Source data:
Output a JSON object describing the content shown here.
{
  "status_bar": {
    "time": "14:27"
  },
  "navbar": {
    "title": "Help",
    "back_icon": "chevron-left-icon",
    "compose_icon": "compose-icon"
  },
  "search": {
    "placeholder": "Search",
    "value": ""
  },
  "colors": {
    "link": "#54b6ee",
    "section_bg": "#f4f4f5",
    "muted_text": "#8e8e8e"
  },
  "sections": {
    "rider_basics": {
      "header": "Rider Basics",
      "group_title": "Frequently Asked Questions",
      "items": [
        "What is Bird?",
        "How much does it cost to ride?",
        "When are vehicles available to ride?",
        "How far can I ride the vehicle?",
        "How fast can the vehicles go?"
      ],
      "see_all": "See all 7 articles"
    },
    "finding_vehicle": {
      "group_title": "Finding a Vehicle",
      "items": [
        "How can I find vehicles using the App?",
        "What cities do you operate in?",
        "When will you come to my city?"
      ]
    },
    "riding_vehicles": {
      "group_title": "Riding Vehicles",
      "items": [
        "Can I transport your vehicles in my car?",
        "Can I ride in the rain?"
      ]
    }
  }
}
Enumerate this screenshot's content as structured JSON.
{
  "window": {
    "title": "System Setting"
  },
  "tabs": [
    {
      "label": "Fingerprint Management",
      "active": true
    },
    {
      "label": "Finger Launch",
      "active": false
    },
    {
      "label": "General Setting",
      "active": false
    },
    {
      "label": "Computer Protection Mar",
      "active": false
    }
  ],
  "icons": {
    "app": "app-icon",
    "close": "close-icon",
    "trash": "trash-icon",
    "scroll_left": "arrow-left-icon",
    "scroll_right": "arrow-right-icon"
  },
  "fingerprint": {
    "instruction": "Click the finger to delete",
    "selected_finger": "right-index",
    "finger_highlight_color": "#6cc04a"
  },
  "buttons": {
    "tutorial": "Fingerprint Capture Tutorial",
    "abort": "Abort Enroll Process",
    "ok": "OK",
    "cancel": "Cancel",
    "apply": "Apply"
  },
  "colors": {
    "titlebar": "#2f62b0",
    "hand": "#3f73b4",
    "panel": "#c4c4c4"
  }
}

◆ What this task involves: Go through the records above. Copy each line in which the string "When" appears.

◆ Written answer:
        "When are vehicles available to ride?",
        "When will you come to my city?"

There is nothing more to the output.